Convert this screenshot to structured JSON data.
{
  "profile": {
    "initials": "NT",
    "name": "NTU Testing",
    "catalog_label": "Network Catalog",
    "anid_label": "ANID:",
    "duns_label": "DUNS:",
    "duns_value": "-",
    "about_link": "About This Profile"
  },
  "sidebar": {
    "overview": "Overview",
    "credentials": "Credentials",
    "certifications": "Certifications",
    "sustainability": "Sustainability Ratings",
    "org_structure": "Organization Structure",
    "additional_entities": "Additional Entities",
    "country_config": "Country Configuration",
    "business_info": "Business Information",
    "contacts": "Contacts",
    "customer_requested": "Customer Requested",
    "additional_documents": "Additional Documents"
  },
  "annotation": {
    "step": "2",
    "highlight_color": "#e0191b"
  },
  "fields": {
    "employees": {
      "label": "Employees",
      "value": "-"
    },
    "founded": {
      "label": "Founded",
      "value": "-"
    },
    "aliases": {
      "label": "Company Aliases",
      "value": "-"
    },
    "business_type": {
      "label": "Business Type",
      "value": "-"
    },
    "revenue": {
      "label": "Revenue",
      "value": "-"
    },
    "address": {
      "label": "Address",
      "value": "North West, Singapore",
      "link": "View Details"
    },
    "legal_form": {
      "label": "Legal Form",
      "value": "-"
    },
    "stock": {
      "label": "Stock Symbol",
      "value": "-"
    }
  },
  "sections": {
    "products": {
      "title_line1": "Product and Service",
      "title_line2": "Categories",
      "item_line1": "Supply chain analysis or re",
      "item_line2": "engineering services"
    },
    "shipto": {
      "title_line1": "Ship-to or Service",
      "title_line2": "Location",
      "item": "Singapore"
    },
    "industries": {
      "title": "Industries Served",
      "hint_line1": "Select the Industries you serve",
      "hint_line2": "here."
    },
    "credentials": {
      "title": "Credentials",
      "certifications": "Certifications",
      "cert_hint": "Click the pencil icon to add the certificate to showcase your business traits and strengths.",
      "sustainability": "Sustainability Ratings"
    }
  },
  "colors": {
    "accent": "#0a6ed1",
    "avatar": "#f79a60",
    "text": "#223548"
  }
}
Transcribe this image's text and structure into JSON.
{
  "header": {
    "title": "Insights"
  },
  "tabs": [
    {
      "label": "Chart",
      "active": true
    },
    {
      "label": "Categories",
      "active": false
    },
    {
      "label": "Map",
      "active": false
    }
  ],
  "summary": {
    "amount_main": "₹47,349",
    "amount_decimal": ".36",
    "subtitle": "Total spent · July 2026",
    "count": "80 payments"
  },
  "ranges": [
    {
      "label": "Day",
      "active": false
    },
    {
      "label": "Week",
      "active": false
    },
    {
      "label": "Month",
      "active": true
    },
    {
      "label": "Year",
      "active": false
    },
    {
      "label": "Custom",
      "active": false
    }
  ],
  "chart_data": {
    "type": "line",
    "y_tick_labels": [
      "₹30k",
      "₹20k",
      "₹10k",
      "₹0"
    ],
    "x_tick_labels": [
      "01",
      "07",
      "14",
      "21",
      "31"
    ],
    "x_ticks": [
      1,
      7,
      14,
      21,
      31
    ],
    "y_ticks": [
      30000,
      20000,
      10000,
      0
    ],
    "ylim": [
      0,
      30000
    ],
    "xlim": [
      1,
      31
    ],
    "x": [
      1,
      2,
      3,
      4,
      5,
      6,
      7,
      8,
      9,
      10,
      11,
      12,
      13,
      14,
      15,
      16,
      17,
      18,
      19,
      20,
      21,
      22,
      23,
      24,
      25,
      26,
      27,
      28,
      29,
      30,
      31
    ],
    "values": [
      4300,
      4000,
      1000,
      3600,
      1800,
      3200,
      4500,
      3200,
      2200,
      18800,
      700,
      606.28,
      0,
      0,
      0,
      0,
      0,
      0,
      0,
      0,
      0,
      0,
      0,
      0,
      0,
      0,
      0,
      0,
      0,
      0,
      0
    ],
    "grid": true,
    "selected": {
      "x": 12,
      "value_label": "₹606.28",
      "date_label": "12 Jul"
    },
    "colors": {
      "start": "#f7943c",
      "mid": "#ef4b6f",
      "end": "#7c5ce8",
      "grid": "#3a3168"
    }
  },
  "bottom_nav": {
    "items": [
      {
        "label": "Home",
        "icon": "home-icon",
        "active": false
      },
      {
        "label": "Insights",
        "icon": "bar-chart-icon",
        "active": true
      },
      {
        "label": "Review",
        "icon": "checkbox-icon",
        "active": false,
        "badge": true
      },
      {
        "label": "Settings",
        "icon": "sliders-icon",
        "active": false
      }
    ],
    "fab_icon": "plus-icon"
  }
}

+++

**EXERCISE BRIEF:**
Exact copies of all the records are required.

**OUTPUT OF THE TASK:**
Convert this screenshot to structured JSON data.
{
  "profile": {
    "initials": "NT",
    "name": "NTU Testing",
    "catalog_label": "Network Catalog",
    "anid_label": "ANID:",
    "duns_label": "DUNS:",
    "duns_value": "-",
    "about_link": "About This Profile"
  },
  "sidebar": {
    "overview": "Overview",
    "credentials": "Credentials",
    "certifications": "Certifications",
    "sustainability": "Sustainability Ratings",
    "org_structure": "Organization Structure",
    "additional_entities": "Additional Entities",
    "country_config": "Country Configuration",
    "business_info": "Business Information",
    "contacts": "Contacts",
    "customer_requested": "Customer Requested",
    "additional_documents": "Additional Documents"
  },
  "annotation": {
    "step": "2",
    "highlight_color": "#e0191b"
  },
  "fields": {
    "employees": {
      "label": "Employees",
      "value": "-"
    },
    "founded": {
      "label": "Founded",
      "value": "-"
    },
    "aliases": {
      "label": "Company Aliases",
      "value": "-"
    },
    "business_type": {
      "label": "Business Type",
      "value": "-"
    },
    "revenue": {
      "label": "Revenue",
      "value": "-"
    },
    "address": {
      "label": "Address",
      "value": "North West, Singapore",
      "link": "View Details"
    },
    "legal_form": {
      "label": "Legal Form",
      "value": "-"
    },
    "stock": {
      "label": "Stock Symbol",
      "value": "-"
    }
  },
  "sections": {
    "products": {
      "title_line1": "Product and Service",
      "title_line2": "Categories",
      "item_line1": "Supply chain analysis or re",
      "item_line2": "engineering services"
    },
    "shipto": {
      "title_line1": "Ship-to or Service",
      "title_line2": "Location",
      "item": "Singapore"
    },
    "industries": {
      "title": "Industries Served",
      "hint_line1": "Select the Industries you serve",
      "hint_line2": "here."
    },
    "credentials": {
      "title": "Credentials",
      "certifications": "Certifications",
      "cert_hint": "Click the pencil icon to add the certificate to showcase your business traits and strengths.",
      "sustainability": "Sustainability Ratings"
    }
  },
  "colors": {
    "accent": "#0a6ed1",
    "avatar": "#f79a60",
    "text": "#223548"
  }
}
Transcribe this image's text and structure into JSON.
{
  "header": {
    "title": "Insights"
  },
  "tabs": [
    {
      "label": "Chart",
      "active": true
    },
    {
      "label": "Categories",
      "active": false
    },
    {
      "label": "Map",
      "active": false
    }
  ],
  "summary": {
    "amount_main": "₹47,349",
    "amount_decimal": ".36",
    "subtitle": "Total spent · July 2026",
    "count": "80 payments"
  },
  "ranges": [
    {
      "label": "Day",
      "active": false
    },
    {
      "label": "Week",
      "active": false
    },
    {
      "label": "Month",
      "active": true
    },
    {
      "label": "Year",
      "active": false
    },
    {
      "label": "Custom",
      "active": false
    }
  ],
  "chart_data": {
    "type": "line",
    "y_tick_labels": [
      "₹30k",
      "₹20k",
      "₹10k",
      "₹0"
    ],
    "x_tick_labels": [
      "01",
      "07",
      "14",
      "21",
      "31"
    ],
    "x_ticks": [
      1,
      7,
      14,
      21,
      31
    ],
    "y_ticks": [
      30000,
      20000,
      10000,
      0
    ],
    "ylim": [
      0,
      30000
    ],
    "xlim": [
      1,
      31
    ],
    "x": [
      1,
      2,
      3,
      4,
      5,
      6,
      7,
      8,
      9,
      10,
      11,
      12,
      13,
      14,
      15,
      16,
      17,
      18,
      19,
      20,
      21,
      22,
      23,
      24,
      25,
      26,
      27,
      28,
      29,
      30,
      31
    ],
    "values": [
      4300,
      4000,
      1000,
      3600,
      1800,
      3200,
      4500,
      3200,
      2200,
      18800,
      700,
      606.28,
      0,
      0,
      0,
      0,
      0,
      0,
      0,
      0,
      0,
      0,
      0,
      0,
      0,
      0,
      0,
      0,
      0,
      0,
      0
    ],
    "grid": true,
    "selected": {
      "x": 12,
      "value_label": "₹606.28",
      "date_label": "12 Jul"
    },
    "colors": {
      "start": "#f7943c",
      "mid": "#ef4b6f",
      "end": "#7c5ce8",
      "grid": "#3a3168"
    }
  },
  "bottom_nav": {
    "items": [
      {
        "label": "Home",
        "icon": "home-icon",
        "active": false
      },
      {
        "label": "Insights",
        "icon": "bar-chart-icon",
        "active": true
      },
      {
        "label": "Review",
        "icon": "checkbox-icon",
        "active": false,
        "badge": true
      },
      {
        "label": "Settings",
        "icon": "sliders-icon",
        "active": false
      }
    ],
    "fab_icon": "plus-icon"
  }
}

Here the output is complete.